Fever, cough and shortness of breath are the hallmark COVID-19 symptoms we’ve all been on the watch for, but a research team led by Hong Shan, MD, PhD, of Fifth Affiliated Hospital, Sun Yat-sen University, in Zhuhai, Guangdong Province, found that COVID-19 patients often had diarrhea, nausea, vomiting and other gastrointestinal symptoms before they developed respiratory symptoms. The team also found that virus is detectable in the stool of infected patients and that this shedding occurs from the earliest stages of infection and extends beyond the resolution of respiratory symptoms.

Two key takeaways from this research are that fecal-oral transmission of COVID-19 is possible and that infected patients are contagious for a longer time frame than previously thought. The research also helps to explain some of the asymptomatic transmission – it’s not that some of these patients had no symptoms, they just had no respiratory symptoms.

The study included 73 patients hospitalized from February 1 to 14, 2020 for possible COVID-19 infections. Tests were performed on blood, tissue urine and stool samples as well as nose and throat swabs.

Thirty-nine patients, who ranged in age from 10 months to 78 years old, tested positive for COVID-19. Their stools tested positive for the virus for 1-12 days. About half continued to test positive after respiratory samples were negative.

Based on their findings, Shan and his co-authors strongly recommend testing the stool of COVID-19 patients.

 

CDC coronavirus image

The other study, led by Jinyang Gu, MD, of Xinhua Hospital of Jiao Tong University in Shanghai, documented virus in the stool of COVID-19 patients noting that SARS and MERS, which are also caused by coronaviruses are also shed in the stool.

On admission to a hospital in Washington state, the first confirmed COVID-19 patient in the U.S., reported a two-day history of gastrointestinal symptoms including vomiting and nausea, according to the study. On the second day of hospitalization, the patient had a loose stool which, tests revealed, contained the virus.

Noting that some SARS patients experienced liver damage, Gu’s team monitored the livers of COVID-19 patients and found mild to moderate liver injury.

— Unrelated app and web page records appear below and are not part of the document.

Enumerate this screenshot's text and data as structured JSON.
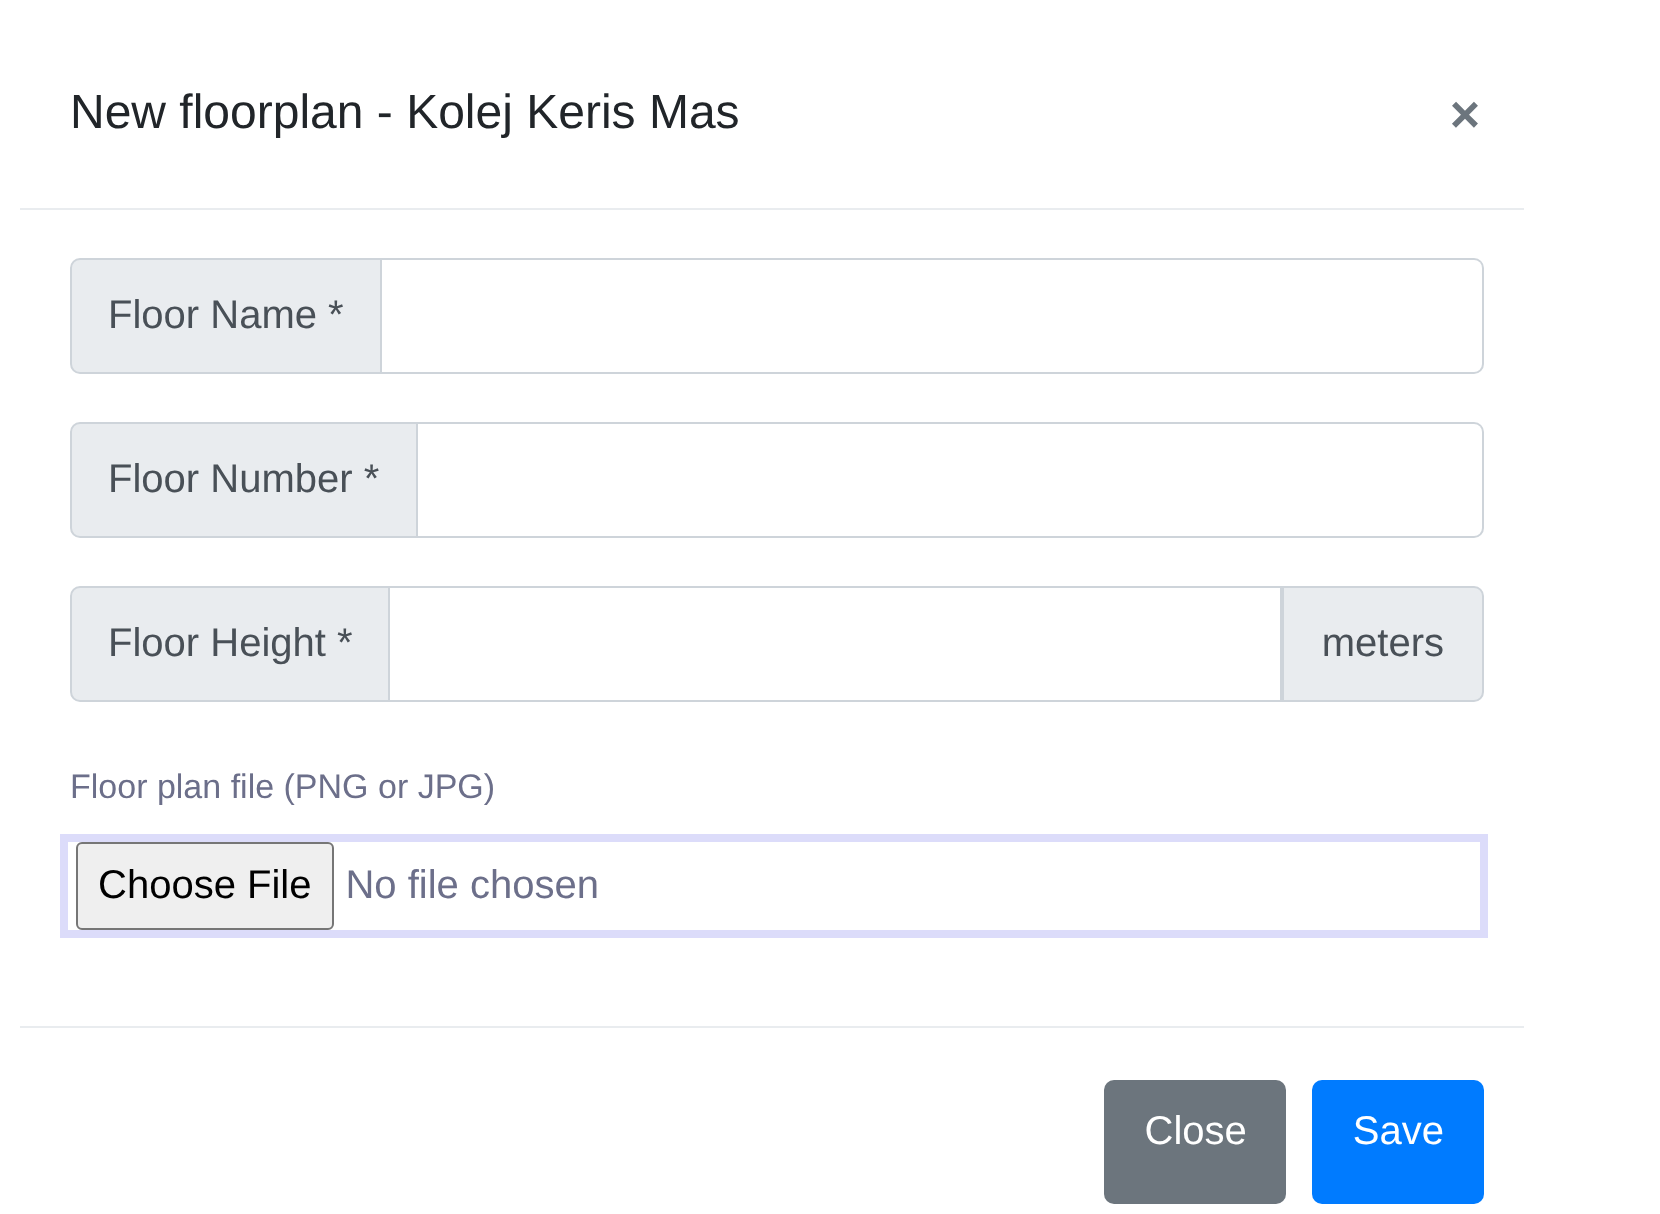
{
  "modal": {
    "title": "New floorplan - Kolej Keris Mas",
    "close_icon": "×"
  },
  "fields": [
    {
      "label": "Floor Name *"
    },
    {
      "label": "Floor Number *"
    },
    {
      "label": "Floor Height *",
      "suffix": "meters"
    }
  ],
  "file_field": {
    "label": "Floor plan file (PNG or JPG)",
    "button": "Choose File",
    "status": "No file chosen",
    "focused": true
  },
  "buttons": [
    {
      "label": "Close",
      "kind": "secondary"
    },
    {
      "label": "Save",
      "kind": "primary"
    }
  ]
}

Based on their findings, Gu and co-authors concluded that “Altogether, many efforts should be made to be alert [to] the initial digestive symptoms of COVID-19 for early detection, early diagnosis, early isolation, and early intervention.”